SEATTLE, WA – The Fiscal Year 2022 Interior, Environment, and Related Agencies funding bill passed by the House Appropriations Committee at the beginning of July includes historic increases in funding for Urban Indian Health organizations and Tribal Epidemiology Centers. This increase came after Representative Smith (D-Wash.) and Representative Don Young (R-Alaska) led their colleagues in urging the Committee to increase funding for both programs.
“Urban Indian organizations, such as the Seattle Indian Health Board (SIHB), play a pivotal role in providing health care for Native and non-Native communities across the country. They have been at the forefront of responding to the COVID-19 pandemic and supporting urban American Indians and Alaska Natives who are often marginalized in the traditional health care system,” said Congressman Smith. “This proposed increase in funding to urban Indian health organizations will strengthen clinics across the country, give them the tools to continue to combat the COVID-19 pandemic, and eliminate disparities and inequities in the health care system. The proposed increase in funding to Tribal Epidemiology Centers, including the Urban Indian Health Institute at SIHB, is long overdue to expand research and disease surveillance to improve health outcomes in American Indian and Alaska Native communities.”
“After decades of underfunding for the Indian Health Service and urban Indian health, we are encouraged to see the House Appropriations Committee honoring its trust and treaty obligations to all Native people by proposing a necessary increase in resources for Indian Health Care Providers. Each year the Tribal Budget Formulation Workgroup provides an estimated need to Congress and this year, for the first time ever, the House bill includes the full amount from that request for urban Indian health at $200.5 million. We are grateful to champions like Congressman Smith who have fought to ensure that all American Indians and Alaska Natives have access to health care regardless of where they live,” said Francys Crevier (Algonquin), CEO of the National Council of Urban Indian Health.
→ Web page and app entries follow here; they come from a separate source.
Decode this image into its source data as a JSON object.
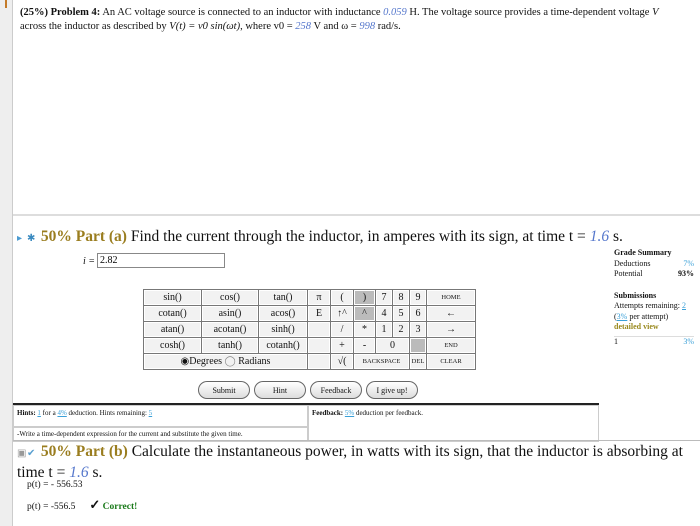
{
  "problem": {
    "prefix": "(25%) Problem 4:",
    "t1": "An AC voltage source is connected to an inductor with inductance",
    "L": "0.059",
    "t2": "H. The voltage source provides a time-dependent voltage",
    "V": "V",
    "t3": "across the inductor as described by",
    "formula": "V(t) = v0 sin(ωt)",
    "t4": ", where v0 =",
    "v0": "258",
    "t5": "V and ω =",
    "omega": "998",
    "t6": "rad/s."
  },
  "part_a": {
    "percent": "50% Part (a)",
    "question": "Find the current through the inductor, in amperes with its sign, at time t =",
    "t": "1.6",
    "unit": "s.",
    "input_label": "i =",
    "input_value": "2.82"
  },
  "grade": {
    "title": "Grade Summary",
    "deductions_label": "Deductions",
    "deductions": "7%",
    "potential_label": "Potential",
    "potential": "93%",
    "sub_title": "Submissions",
    "attempts": "Attempts remaining:",
    "attempts_n": "2",
    "per_attempt_pct": "3%",
    "per_attempt": "per attempt)",
    "detailed": "detailed view",
    "row_n": "1",
    "row_pct": "3%"
  },
  "keypad": {
    "rows": [
      [
        "sin()",
        "cos()",
        "tan()",
        "π",
        "(",
        ")",
        "7",
        "8",
        "9",
        "HOME"
      ],
      [
        "cotan()",
        "asin()",
        "acos()",
        "E",
        "↑^",
        "^",
        "4",
        "5",
        "6",
        "←"
      ],
      [
        "atan()",
        "acotan()",
        "sinh()",
        "",
        "/",
        "*",
        "1",
        "2",
        "3",
        "→"
      ],
      [
        "cosh()",
        "tanh()",
        "cotanh()",
        "",
        "+",
        "-",
        "0",
        "",
        "END"
      ]
    ],
    "degrees": "Degrees",
    "radians": "Radians",
    "sqrt": "√(",
    "backspace": "BACKSPACE",
    "del": "DEL",
    "clear": "CLEAR"
  },
  "buttons": {
    "submit": "Submit",
    "hint": "Hint",
    "feedback": "Feedback",
    "giveup": "I give up!"
  },
  "hints": {
    "label": "Hints:",
    "n": "1",
    "for": "for a",
    "pct": "4%",
    "rest": "deduction. Hints remaining:",
    "remaining": "5",
    "hint_text": "-Write a time-dependent expression for the current and substitute the given time.",
    "fb_label": "Feedback:",
    "fb_pct": "5%",
    "fb_rest": "deduction per feedback."
  },
  "part_b": {
    "percent": "50% Part (b)",
    "question": "Calculate the instantaneous power, in watts with its sign, that the inductor is absorbing at time t =",
    "t": "1.6",
    "unit": "s.",
    "ans1": "p(t) = - 556.53",
    "ans2": "p(t) = -556.5",
    "correct": "Correct!"
  }
}
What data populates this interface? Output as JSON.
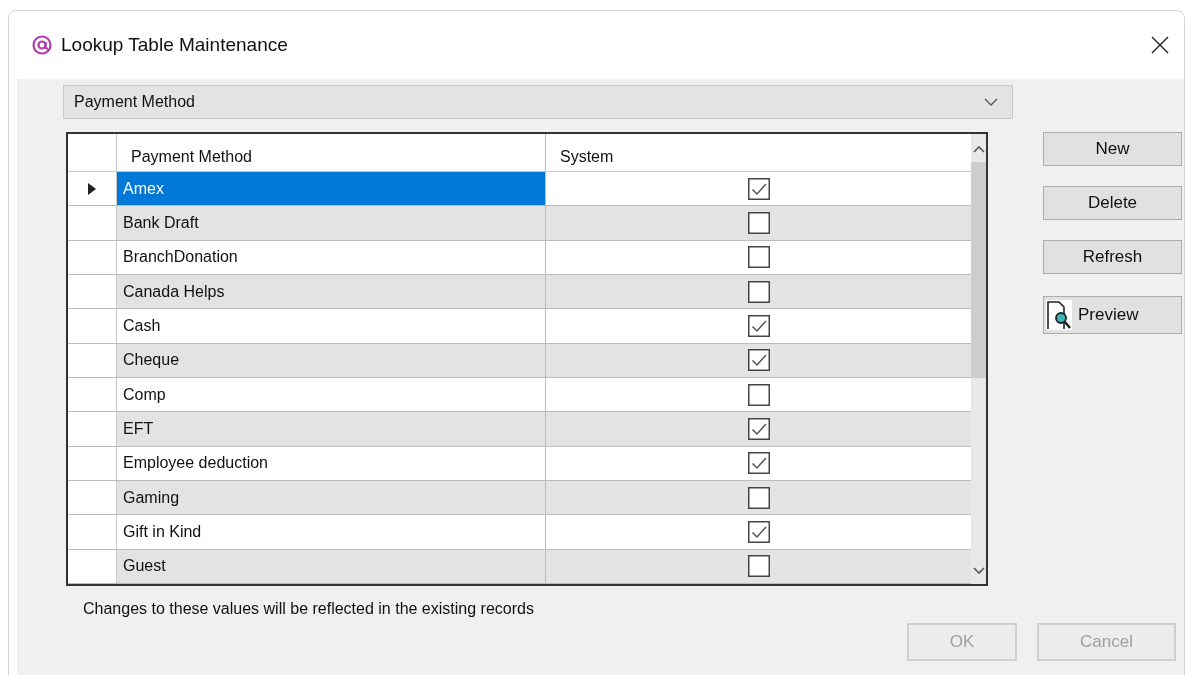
{
  "window": {
    "title": "Lookup Table Maintenance"
  },
  "table_select": {
    "value": "Payment Method"
  },
  "grid": {
    "columns": [
      "Payment Method",
      "System"
    ],
    "rows": [
      {
        "name": "Amex",
        "system": true,
        "selected": true
      },
      {
        "name": "Bank Draft",
        "system": false,
        "selected": false
      },
      {
        "name": "BranchDonation",
        "system": false,
        "selected": false
      },
      {
        "name": "Canada Helps",
        "system": false,
        "selected": false
      },
      {
        "name": "Cash",
        "system": true,
        "selected": false
      },
      {
        "name": "Cheque",
        "system": true,
        "selected": false
      },
      {
        "name": "Comp",
        "system": false,
        "selected": false
      },
      {
        "name": "EFT",
        "system": true,
        "selected": false
      },
      {
        "name": "Employee deduction",
        "system": true,
        "selected": false
      },
      {
        "name": "Gaming",
        "system": false,
        "selected": false
      },
      {
        "name": "Gift in Kind",
        "system": true,
        "selected": false
      },
      {
        "name": "Guest",
        "system": false,
        "selected": false
      }
    ]
  },
  "side_buttons": [
    {
      "label": "New",
      "kind": "plain"
    },
    {
      "label": "Delete",
      "kind": "plain"
    },
    {
      "label": "Refresh",
      "kind": "plain"
    },
    {
      "label": "Preview",
      "kind": "preview"
    }
  ],
  "note": "Changes to these values will be reflected in the existing records",
  "footer_buttons": [
    {
      "label": "OK",
      "disabled": true
    },
    {
      "label": "Cancel",
      "disabled": true
    }
  ]
}
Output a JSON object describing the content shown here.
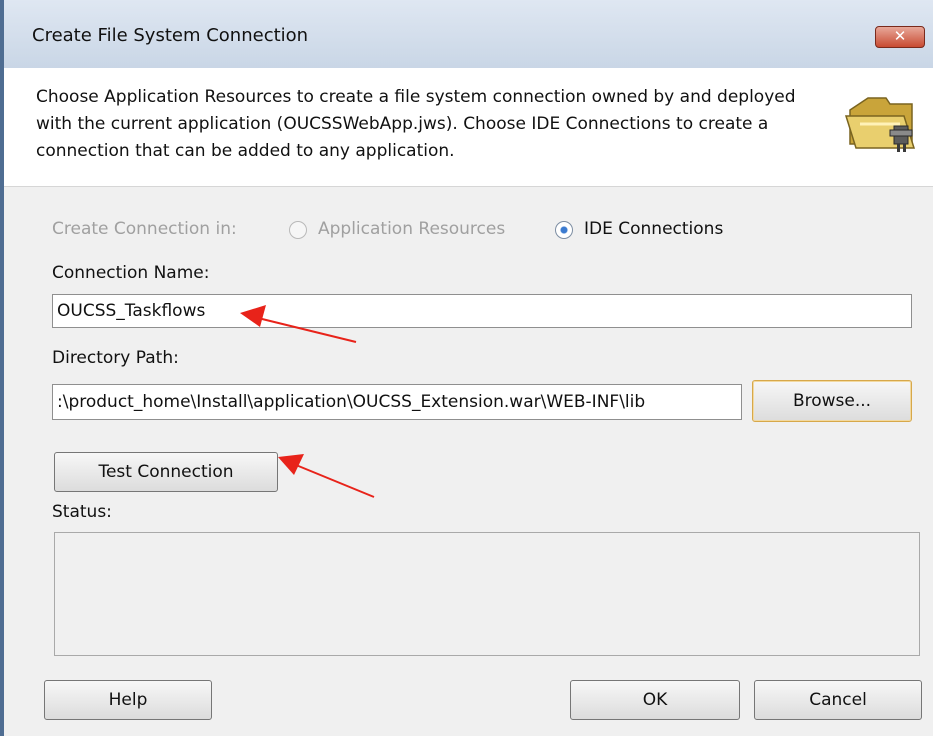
{
  "window": {
    "title": "Create File System Connection",
    "close_glyph": "✕"
  },
  "header": {
    "description": "Choose Application Resources to create a file system connection owned by and deployed with the current application (OUCSSWebApp.jws). Choose IDE Connections to create a connection that can be added to any application.",
    "icon": "folder-connection-icon"
  },
  "form": {
    "create_in_label": "Create Connection in:",
    "options": [
      {
        "label": "Application Resources",
        "selected": false,
        "enabled": false
      },
      {
        "label": "IDE Connections",
        "selected": true,
        "enabled": true
      }
    ],
    "connection_name_label": "Connection Name:",
    "connection_name_value": "OUCSS_Taskflows",
    "directory_path_label": "Directory Path:",
    "directory_path_value": ":\\product_home\\Install\\application\\OUCSS_Extension.war\\WEB-INF\\lib",
    "browse_label": "Browse...",
    "test_connection_label": "Test Connection",
    "status_label": "Status:",
    "status_value": ""
  },
  "footer": {
    "help_label": "Help",
    "ok_label": "OK",
    "cancel_label": "Cancel"
  },
  "annotations": {
    "arrow_color": "#e8231a"
  }
}
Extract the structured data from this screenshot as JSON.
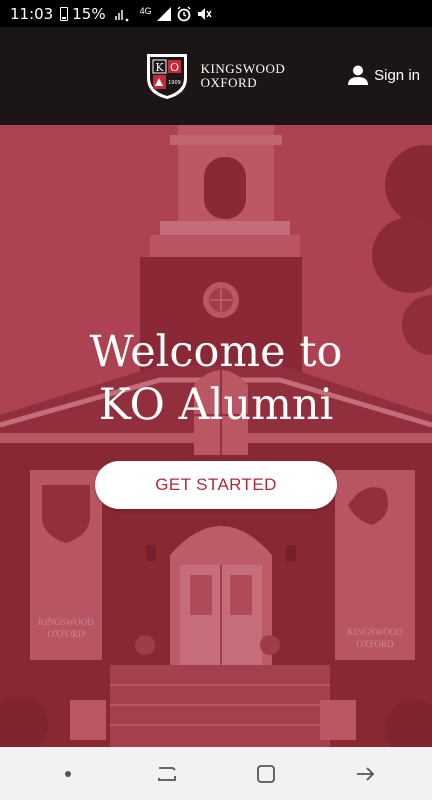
{
  "status_bar": {
    "time": "11:03",
    "battery": "15%",
    "network": "4G"
  },
  "header": {
    "logo_line1": "KINGSWOOD",
    "logo_line2": "OXFORD",
    "logo_letters": [
      "K",
      "O"
    ],
    "logo_year": "1909",
    "sign_in": "Sign in"
  },
  "hero": {
    "title_line1": "Welcome to",
    "title_line2": "KO Alumni",
    "cta": "GET STARTED",
    "banner_left_line1": "KINGSWOOD",
    "banner_left_line2": "OXFORD",
    "banner_right_line1": "KINGSWOOD",
    "banner_right_line2": "OXFORD"
  },
  "colors": {
    "brand_red": "#b02a3a",
    "overlay": "#9a2f3c",
    "header_bg": "#1c1515"
  },
  "icons": [
    "battery-icon",
    "signal-icon",
    "alarm-icon",
    "mute-icon",
    "user-icon",
    "home-dot-icon",
    "recents-icon",
    "home-icon",
    "back-icon"
  ]
}
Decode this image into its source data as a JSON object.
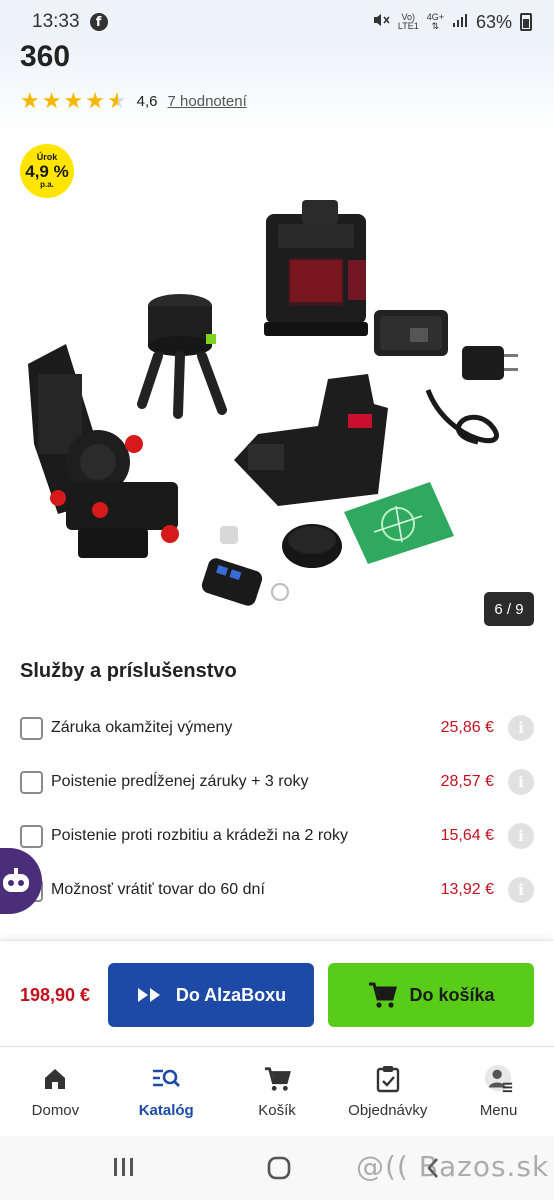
{
  "status_bar": {
    "time": "13:33",
    "network_top": "Vo)",
    "network_bottom": "LTE1",
    "gen": "4G+",
    "battery": "63%"
  },
  "product": {
    "title": "360",
    "rating": 4.6,
    "rating_value": "4,6",
    "rating_link": "7 hodnotení",
    "interest_badge": {
      "line1": "Úrok",
      "line2": "4,9 %",
      "line3": "p.a."
    },
    "image_pager": "6 / 9"
  },
  "services": {
    "heading": "Služby a príslušenstvo",
    "items": [
      {
        "label": "Záruka okamžitej výmeny",
        "price": "25,86 €"
      },
      {
        "label": "Poistenie predĺženej záruky + 3 roky",
        "price": "28,57 €"
      },
      {
        "label": "Poistenie proti rozbitiu a krádeži na 2 roky",
        "price": "15,64 €"
      },
      {
        "label": "Možnosť vrátiť tovar do 60 dní",
        "price": "13,92 €"
      }
    ]
  },
  "purchase": {
    "price": "198,90 €",
    "alzabox_label": "Do AlzaBoxu",
    "cart_label": "Do košíka"
  },
  "bottom_nav": {
    "items": [
      {
        "label": "Domov",
        "icon": "home-icon",
        "active": false
      },
      {
        "label": "Katalóg",
        "icon": "catalog-search-icon",
        "active": true
      },
      {
        "label": "Košík",
        "icon": "cart-icon",
        "active": false
      },
      {
        "label": "Objednávky",
        "icon": "orders-icon",
        "active": false
      },
      {
        "label": "Menu",
        "icon": "user-menu-icon",
        "active": false
      }
    ]
  },
  "watermark": "@(( Bazos.sk",
  "colors": {
    "accent_blue": "#1c4aa6",
    "accent_green": "#59cc1a",
    "price_red": "#c2121f",
    "badge_yellow": "#ffe500",
    "star": "#f5b800"
  }
}
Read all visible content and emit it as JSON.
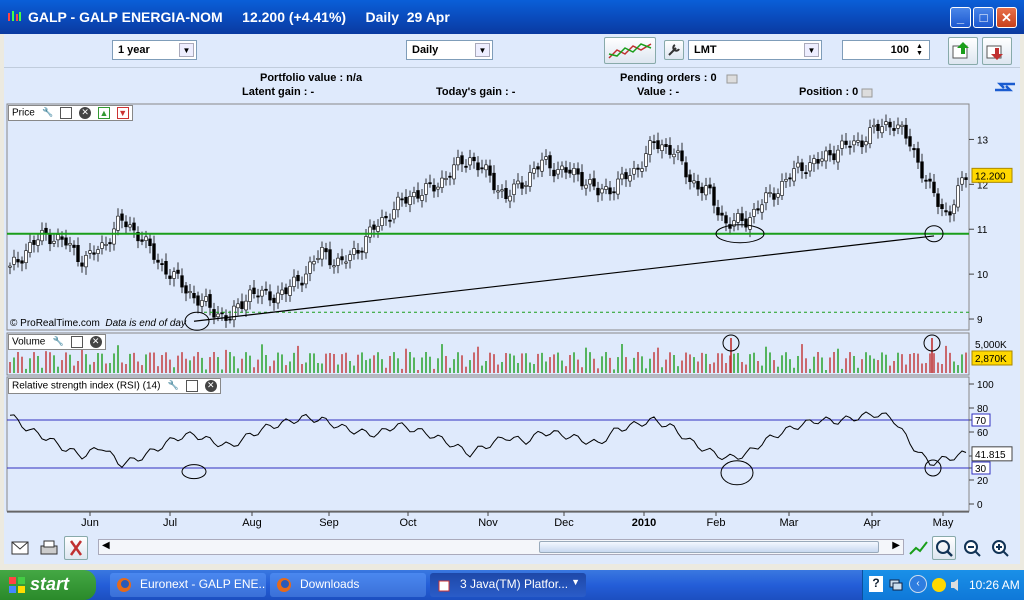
{
  "window": {
    "title": "GALP - GALP ENERGIA-NOM     12.200 (+4.41%)     Daily  29 Apr",
    "controls": {
      "minimize": "_",
      "maximize": "□",
      "close": "✕"
    }
  },
  "toolbar": {
    "period_select": "1 year",
    "interval_select": "Daily",
    "order_type_select": "LMT",
    "quantity_input": "100"
  },
  "info": {
    "portfolio_value": "Portfolio value : n/a",
    "pending_orders": "Pending orders : 0",
    "latent_gain": "Latent gain : -",
    "todays_gain": "Today's gain : -",
    "value": "Value : -",
    "position": "Position : 0"
  },
  "panels": {
    "price": {
      "label": "Price",
      "watermark": "© ProRealTime.com",
      "watermark_note": "Data is end of day",
      "last_tag": "12.200",
      "y_ticks": [
        "13",
        "12",
        "11",
        "10",
        "9"
      ]
    },
    "volume": {
      "label": "Volume",
      "top_tick": "5,000K",
      "last_tag": "2,870K"
    },
    "rsi": {
      "label": "Relative strength index (RSI) (14)",
      "last_tag": "41.815",
      "y_ticks": [
        "100",
        "80",
        "70",
        "60",
        "40",
        "30",
        "20",
        "0"
      ],
      "overbought": "70",
      "oversold": "30"
    }
  },
  "colors": {
    "up": "#1a9e1a",
    "down": "#c03030",
    "support": "#1a9e1a",
    "rsi_band": "#3030c0",
    "panel_bg": "#dfeafc",
    "tag_bg": "#ffd800"
  },
  "chart_data": {
    "type": "candlestick",
    "x_labels": [
      "Jun",
      "Jul",
      "Aug",
      "Sep",
      "Oct",
      "Nov",
      "Dec",
      "2010",
      "Feb",
      "Mar",
      "Apr",
      "May"
    ],
    "price_close_approx": [
      10.1,
      10.6,
      10.9,
      10.7,
      10.3,
      10.6,
      11.2,
      10.9,
      10.3,
      9.9,
      9.5,
      9.2,
      9.0,
      9.6,
      9.5,
      9.6,
      10.0,
      10.5,
      10.2,
      10.6,
      11.1,
      11.5,
      11.8,
      11.9,
      12.3,
      12.6,
      12.2,
      11.7,
      12.1,
      12.5,
      12.3,
      12.2,
      11.8,
      12.0,
      12.3,
      12.9,
      12.8,
      12.1,
      11.8,
      11.1,
      11.2,
      11.6,
      12.0,
      12.4,
      12.5,
      12.8,
      12.9,
      13.2,
      13.4,
      12.9,
      11.9,
      11.3,
      12.2
    ],
    "price_ylim": [
      8.8,
      13.7
    ],
    "support_level": 10.9,
    "dashed_level": 9.15,
    "rsi_approx": [
      74,
      62,
      55,
      46,
      40,
      48,
      33,
      38,
      46,
      55,
      58,
      52,
      48,
      57,
      64,
      68,
      72,
      70,
      64,
      60,
      58,
      66,
      62,
      57,
      50,
      42,
      49,
      56,
      52,
      60,
      58,
      54,
      50,
      62,
      66,
      70,
      64,
      52,
      44,
      38,
      41,
      52,
      60,
      66,
      70,
      69,
      72,
      75,
      72,
      50,
      34,
      38,
      42
    ],
    "rsi_ylim": [
      0,
      100
    ],
    "volume_peak": 5000
  },
  "bottom_bar": {},
  "taskbar": {
    "start": "start",
    "tasks": [
      "Euronext - GALP ENE...",
      "Downloads",
      "3 Java(TM) Platfor..."
    ],
    "time": "10:26 AM"
  }
}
“Seattle Indian Health Board commends the House Appropriations Committee for the historic action to address the chronic underfunding of tribal and urban Indian communities. We look forward to working with our congressional champions to strengthen the federal trust and create a path to full funding for American Indian and Alaska Native health programs that honor the treaties and serve all Native peoples, regardless of where we reside.” said Esther Lucero (Diné), President & CEO of the Seattle Indian Health Board.
The FY 2022 House appropriations bill includes $200,548,000 in funding for the Urban Indian Health Program (UIHP), a $137,816,000 increase above last year’s funding. The bill also more than doubled the funding for Tribal Epidemiology Centers to $24 million. In April, Representative Smith led a letter with Representative Don Young (R-AK) requesting these increases in funding for the Urban Indian Health Program and Tribal Epidemiology Centers. You can read the letter here.
The Urban Indian Health Program (UIHP) serves communities by providing culturally attuned health care and human services, conducting data research, and collaborating with tribal, community, and federal partners. The UIHP has traditionally received less than one percent of IHS appropriations to provide health care and medical services to the 71% of the American Indian and Alaska Native population that live in urban areas.
Tribal Epidemiology Centers (TECs) conduct research used to identify the root causes of health disparities and improve data-driven health care decision-making in American Indian and Alaska Native communities. TECs play a critical role in providing disease surveillance and technical assistance to tribal and urban Indian organizations.